The so-called Islamic State (IS) has reportedly increased its anti-Russia propaganda. They have lambasted Russia as a “crusader government” and “enemy of Islam”, actively encouraging their supporters to inflict harm on the country.
The September 5 suicide bombing of the Russian embassy in Kabul exemplified Russian concerns about the Islamic State of Khorasan Province (ISKP)’s expanding presence in Afghanistan. That was the first attack on a foreign embassy since the Taliban takeover of Kabul in August 2021.
Other than undermining Russia’s legitimacy, IS and ISKP are also challenging Taliban rule within Afghanistan. Since 2014, both the Kremlin and the Taliban have shared the view that IS poses a significant threat. Russian officials have publicly acknowledged exchanging information with the Taliban regarding IS.
Reports of former Taliban and Central Asian fighters joining IS ranks have added to the severity of the security threat. The expansion of IS and its anti-Russia messaging further undermine Russia’s sphere of influence in Muslim-dominated Central Asia.
The Taliban still calls for international recognition of its status as the government of Afghanistan. But with the economy in limbo and ongoing hostilities with militant organizations, it is aware that it needs to prioritize the flow of aid and resources into the country. Political and socioeconomic stability is of paramount importance for the Taliban if it is to maintain its hold on Afghanistan.
It is worthwhile noting that Russia’s unwillingness to officially recognize the Taliban as the legitimate government of Afghanistan and its classification of the Taliban as a terrorist organization since 2003 have not hindered their bilateral relationship so far. For the time being, Russian–Taliban engagement will continue.
The Taliban views Russia as an attractive economic partner that could offer the cheaper oil and gas supplies that the Afghan economy desperately needs. For Russia, the Taliban is the most stable option in the region’s evolving security matrix and, for now, the only party that could curb the expansion of IS. Both sides have no reason to give up these benefits.
Claudia Chia Yi En is a Research Analyst at the Institute of South Asian Studies, National University of Singapore.

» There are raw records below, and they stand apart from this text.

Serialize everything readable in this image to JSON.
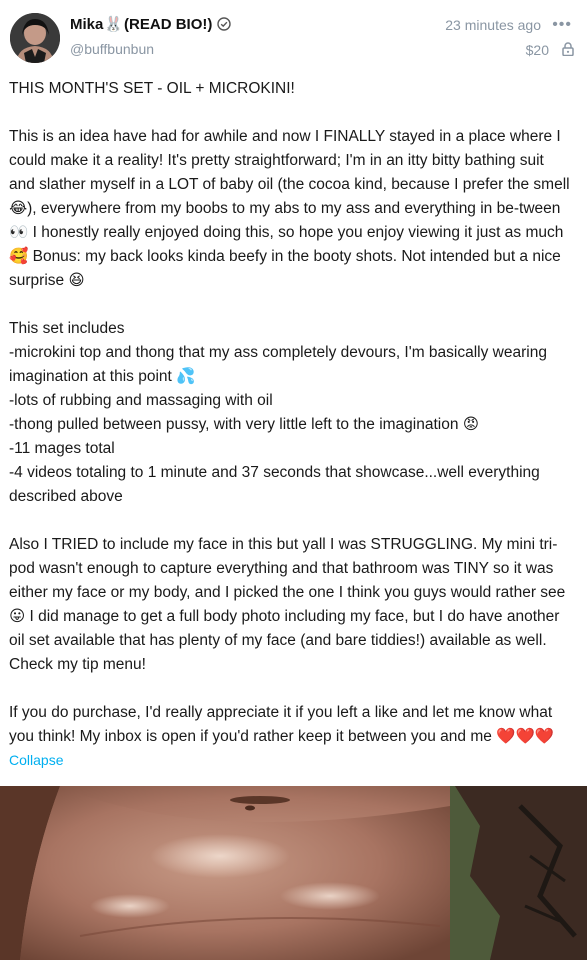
{
  "post": {
    "author": {
      "name_prefix": "Mika",
      "name_emoji": "🐰",
      "name_suffix": "(READ BIO!)",
      "handle": "@buffbunbun"
    },
    "timestamp": "23 minutes ago",
    "more_label": "•••",
    "price": "$20",
    "body": [
      "THIS MONTH'S SET - OIL + MICROKINI!",
      "",
      "This is an idea have had for awhile and now I FINALLY stayed in a place where I could make it a reality! It's pretty straightforward; I'm in an itty bitty bathing suit and slather myself in a LOT of baby oil (the cocoa kind, because I prefer the smell 😂), everywhere from my boobs to my abs to my ass and everything in be-tween 👀 I honestly really enjoyed doing this, so hope you enjoy viewing it just as much 🥰 Bonus: my back looks kinda beefy in the booty shots. Not intended but a nice surprise 😆",
      "",
      "This set includes",
      "-microkini top and thong that my ass completely devours, I'm basically wearing imagination at this point 💦",
      "-lots of rubbing and massaging with oil",
      "-thong pulled between pussy, with very little left to the imagination 😡",
      "-11 mages total",
      "-4 videos totaling to 1 minute and 37 seconds that showcase...well everything described above",
      "",
      "Also I TRIED to include my face in this but yall I was STRUGGLING. My mini tri-pod wasn't enough to capture everything and that bathroom was TINY so it was either my face or my body, and I picked the one I think you guys would rather see 😛 I did manage to get a full body photo including my face, but I do have another oil set available that has plenty of my face (and bare tiddies!) available as well. Check my tip menu!",
      "",
      "If you do purchase, I'd really appreciate it if you left a like and let me know what you think! My inbox is open if you'd rather keep it between you and me ❤️❤️❤️"
    ],
    "collapse_label": "Collapse"
  },
  "colors": {
    "accent": "#00aff0",
    "muted": "#8a96a3",
    "text": "#1a1a1a"
  }
}
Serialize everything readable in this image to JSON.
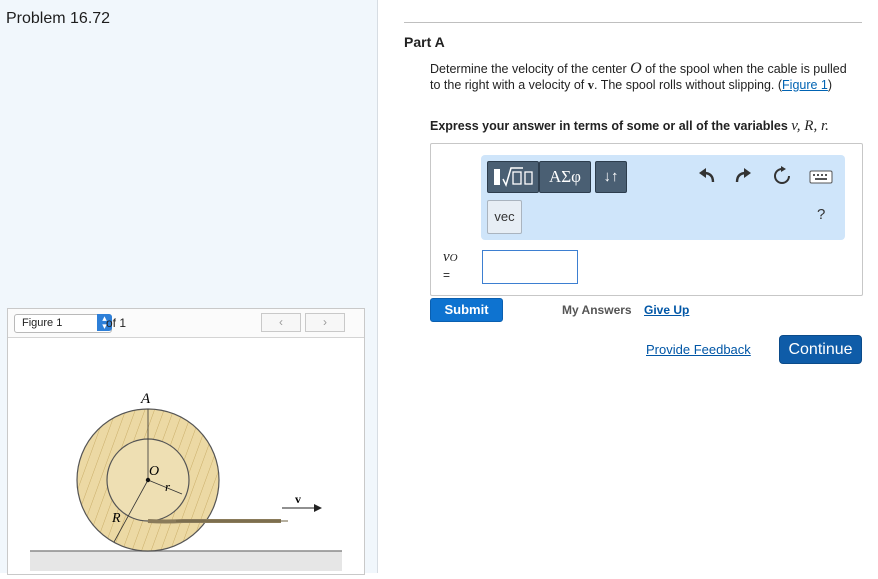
{
  "problem": {
    "title": "Problem 16.72"
  },
  "figure_panel": {
    "selector_label": "Figure 1",
    "of_text": "of 1",
    "prev_icon": "chevron-left-icon",
    "next_icon": "chevron-right-icon",
    "labels": {
      "A": "A",
      "O": "O",
      "r": "r",
      "R": "R",
      "v": "v"
    }
  },
  "part": {
    "title": "Part A",
    "question_pre": "Determine the velocity of the center ",
    "question_O": "O",
    "question_mid": " of the spool when the cable is pulled to the right with a velocity of ",
    "question_v": "v",
    "question_post": ". The spool rolls without slipping. (",
    "figure_link": "Figure 1",
    "question_close": ")",
    "instruction": "Express your answer in terms of some or all of the variables ",
    "variables": "v, R, r."
  },
  "toolbar": {
    "template_icon": "template-icon",
    "greek_label": "ΑΣφ",
    "arrows_label": "↓↑",
    "vec_label": "vec",
    "undo_icon": "undo-icon",
    "redo_icon": "redo-icon",
    "reset_icon": "reset-icon",
    "keyboard_icon": "keyboard-icon",
    "help_label": "?"
  },
  "answer": {
    "variable": "v",
    "variable_sub": "O",
    "equals": "=",
    "value": ""
  },
  "actions": {
    "submit": "Submit",
    "my_answers": "My Answers",
    "give_up": "Give Up",
    "feedback": "Provide Feedback",
    "continue": "Continue"
  }
}
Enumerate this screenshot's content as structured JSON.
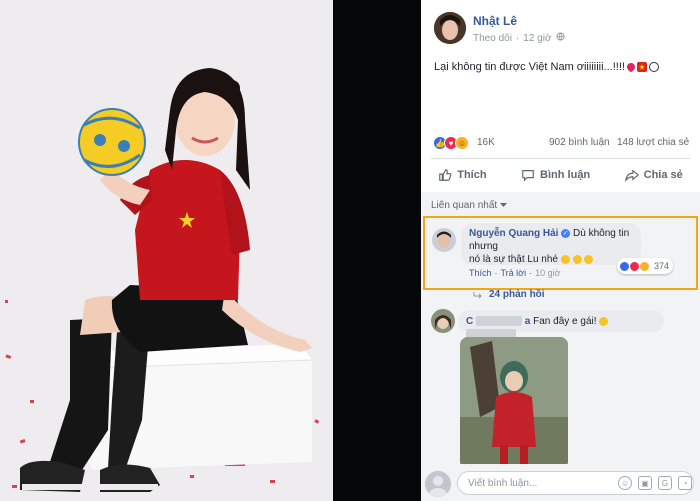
{
  "post": {
    "author": "Nhật Lê",
    "follow_label": "Theo dõi",
    "time": "12 giờ",
    "text": "Lại không tin được Việt Nam ơiiiiiiii...!!!!"
  },
  "stats": {
    "reactions": "16K",
    "comments": "902 bình luận",
    "shares": "148 lượt chia sẻ"
  },
  "actions": {
    "like": "Thích",
    "comment": "Bình luận",
    "share": "Chia sẻ"
  },
  "comments_header": {
    "sort_label": "Liên quan nhất"
  },
  "highlighted_comment": {
    "author": "Nguyễn Quang Hải",
    "text_line1": "Dù không tin nhưng",
    "text_line2": "nó là sự thật Lu nhé",
    "like": "Thích",
    "reply": "Trả lời",
    "time": "10 giờ",
    "reaction_count": "374",
    "replies": "24 phản hồi"
  },
  "second_comment": {
    "author_visible": "C",
    "author_tail": "a",
    "text": "Fan đây e gái!"
  },
  "composer": {
    "placeholder": "Viết bình luận..."
  },
  "colors": {
    "link_blue": "#385898",
    "highlight_border": "#f3a516",
    "like_blue": "#2f6ce5",
    "love_red": "#f0284a",
    "haha_yellow": "#f7b125"
  }
}
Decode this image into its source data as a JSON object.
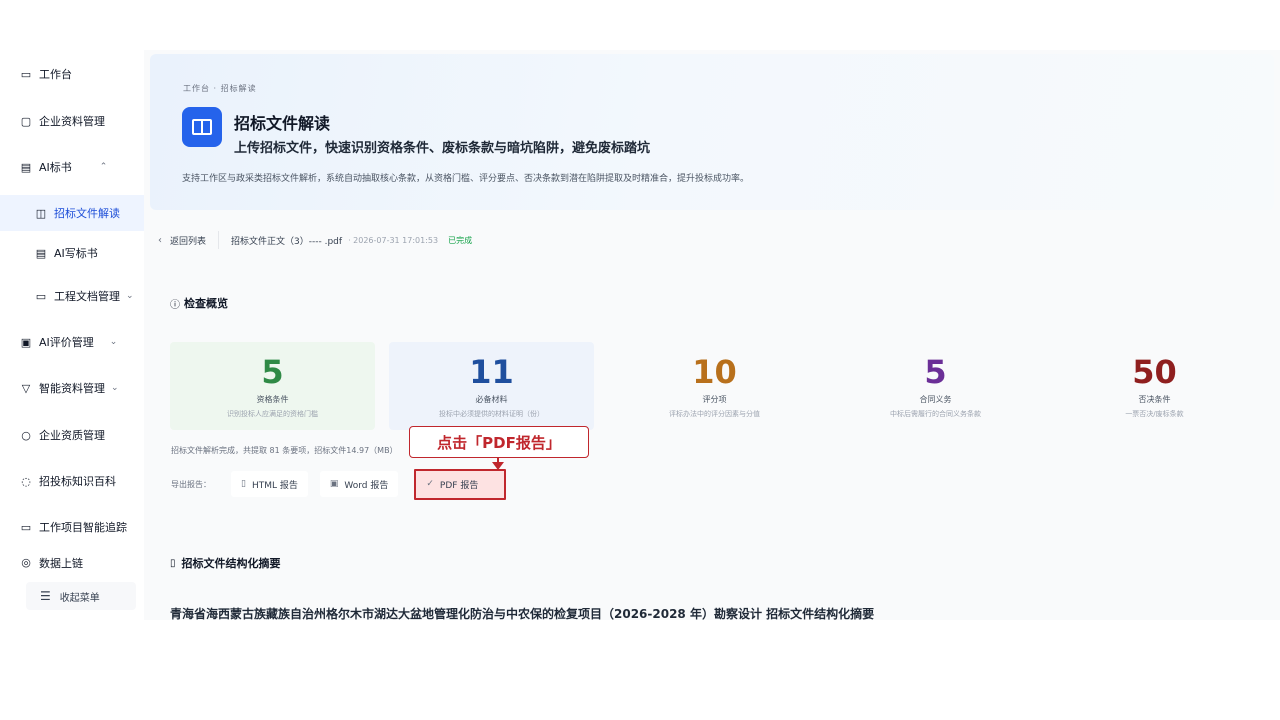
{
  "sidebar": {
    "items": [
      {
        "label": "工作台",
        "icon": "monitor-icon",
        "glyph": "▭"
      },
      {
        "label": "企业资料管理",
        "icon": "briefcase-icon",
        "glyph": "▢"
      },
      {
        "label": "AI标书",
        "icon": "document-icon",
        "glyph": "▤",
        "chevron": "⌃"
      },
      {
        "label": "招标文件解读",
        "icon": "book-icon",
        "glyph": "◫"
      },
      {
        "label": "AI写标书",
        "icon": "file-icon",
        "glyph": "▤"
      },
      {
        "label": "工程文档管理",
        "icon": "folder-icon",
        "glyph": "▭",
        "chevron": "⌄"
      },
      {
        "label": "AI评价管理",
        "icon": "chart-icon",
        "glyph": "▣",
        "chevron": "⌄"
      },
      {
        "label": "智能资料管理",
        "icon": "filter-icon",
        "glyph": "▽",
        "chevron": "⌄"
      },
      {
        "label": "企业资质管理",
        "icon": "search-icon",
        "glyph": "○"
      },
      {
        "label": "招投标知识百科",
        "icon": "chat-icon",
        "glyph": "◌"
      },
      {
        "label": "工作项目智能追踪",
        "icon": "video-icon",
        "glyph": "▭"
      },
      {
        "label": "数据上链",
        "icon": "gear-icon",
        "glyph": "◎"
      }
    ],
    "collapse_label": "收起菜单",
    "collapse_icon": "menu-icon"
  },
  "hero": {
    "breadcrumb": "工作台 · 招标解读",
    "title": "招标文件解读",
    "subtitle": "上传招标文件，快速识别资格条件、废标条款与暗坑陷阱，避免废标踏坑",
    "description": "支持工作区与政采类招标文件解析，系统自动抽取核心条款，从资格门槛、评分要点、否决条款到潜在陷阱提取及时精准合，提升投标成功率。"
  },
  "toolbar": {
    "back_label": "返回列表",
    "file_name": "招标文件正文（3）---- .pdf",
    "file_time": "· 2026-07-31 17:01:53",
    "status": "已完成"
  },
  "overview": {
    "title": "检查概览",
    "stats": [
      {
        "value": "5",
        "label": "资格条件",
        "desc": "识别投标人应满足的资格门槛",
        "color": "#2f8a46",
        "bg": "#eef7ef"
      },
      {
        "value": "11",
        "label": "必备材料",
        "desc": "投标中必须提供的材料证明（份）",
        "color": "#1f4f9e",
        "bg": "#eef3fb"
      },
      {
        "value": "10",
        "label": "评分项",
        "desc": "评标办法中的评分因素与分值",
        "color": "#b8701c",
        "bg": "#f9fafb"
      },
      {
        "value": "5",
        "label": "合同义务",
        "desc": "中标后需履行的合同义务条款",
        "color": "#6b2f97",
        "bg": "#f9fafb"
      },
      {
        "value": "50",
        "label": "否决条件",
        "desc": "一票否决/废标条款",
        "color": "#8f1f1f",
        "bg": "#f9fafb"
      }
    ],
    "footnote": "招标文件解析完成，共提取 81 条要项，招标文件14.97（MB）",
    "export_label": "导出报告：",
    "exports": [
      {
        "label": "HTML 报告",
        "icon": "file-icon",
        "glyph": "▯"
      },
      {
        "label": "Word 报告",
        "icon": "word-icon",
        "glyph": "▣"
      },
      {
        "label": "PDF 报告",
        "icon": "pdf-icon",
        "glyph": "✓"
      }
    ]
  },
  "callout": {
    "text": "点击「PDF报告」",
    "color": "#c0272d"
  },
  "summary": {
    "title": "招标文件结构化摘要",
    "doc_title": "青海省海西蒙古族藏族自治州格尔木市湖达大盆地管理化防治与中农保的检复项目（2026-2028 年）勘察设计 招标文件结构化摘要"
  }
}
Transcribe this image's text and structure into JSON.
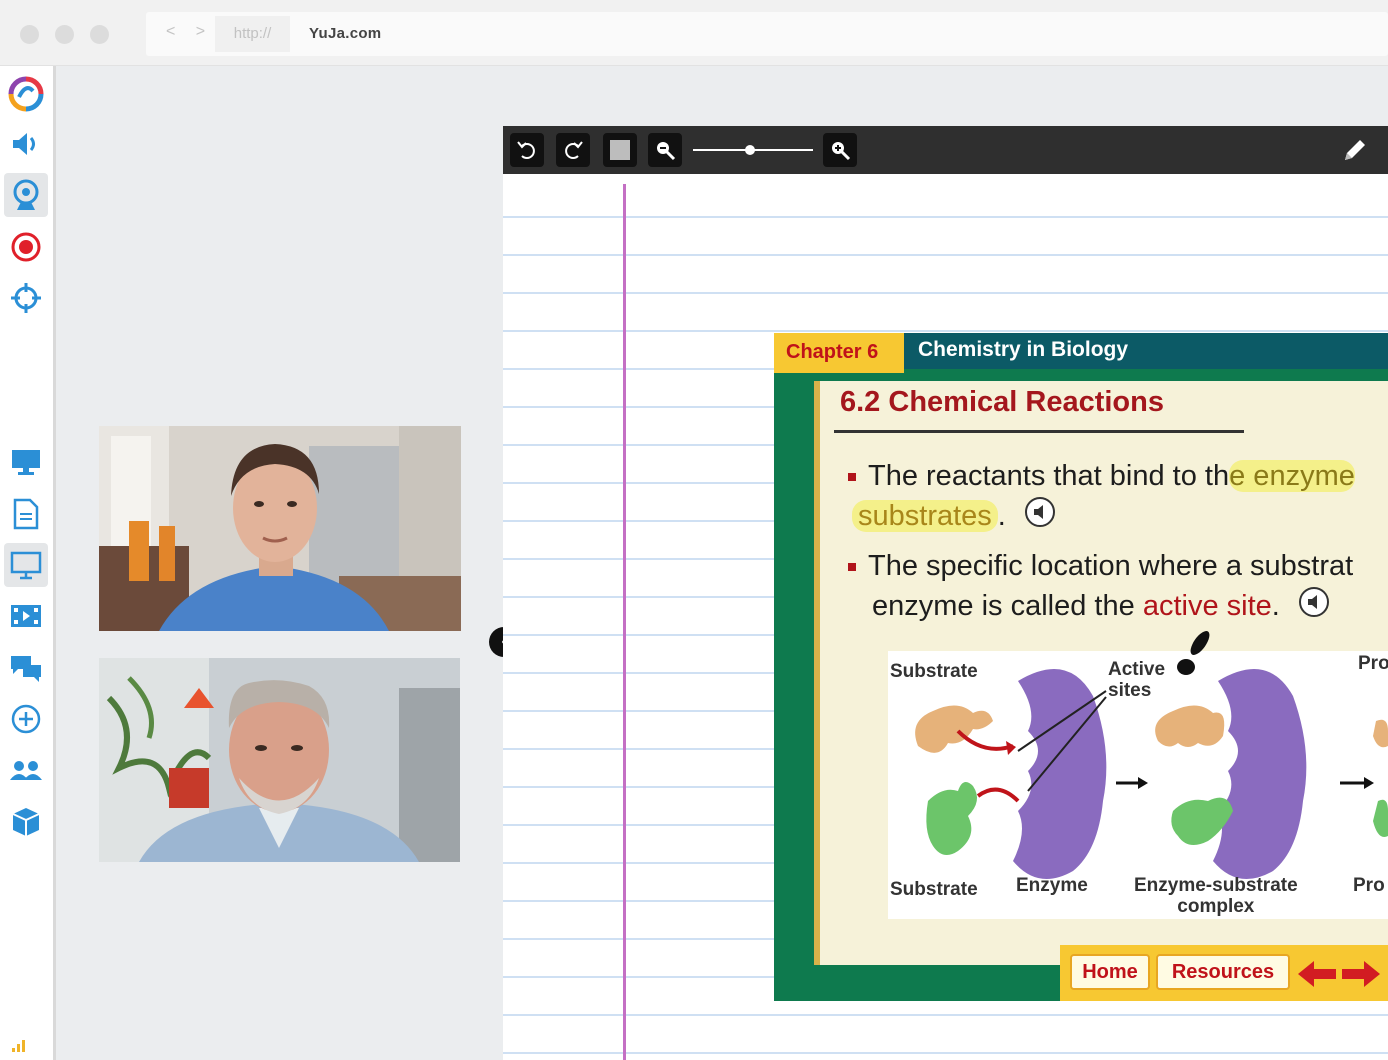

This article, republished with permission, was first published by East Asia Forum, which is based out of the Crawford School of Public Policy within the College of Asia and the Pacific at the Australian National University.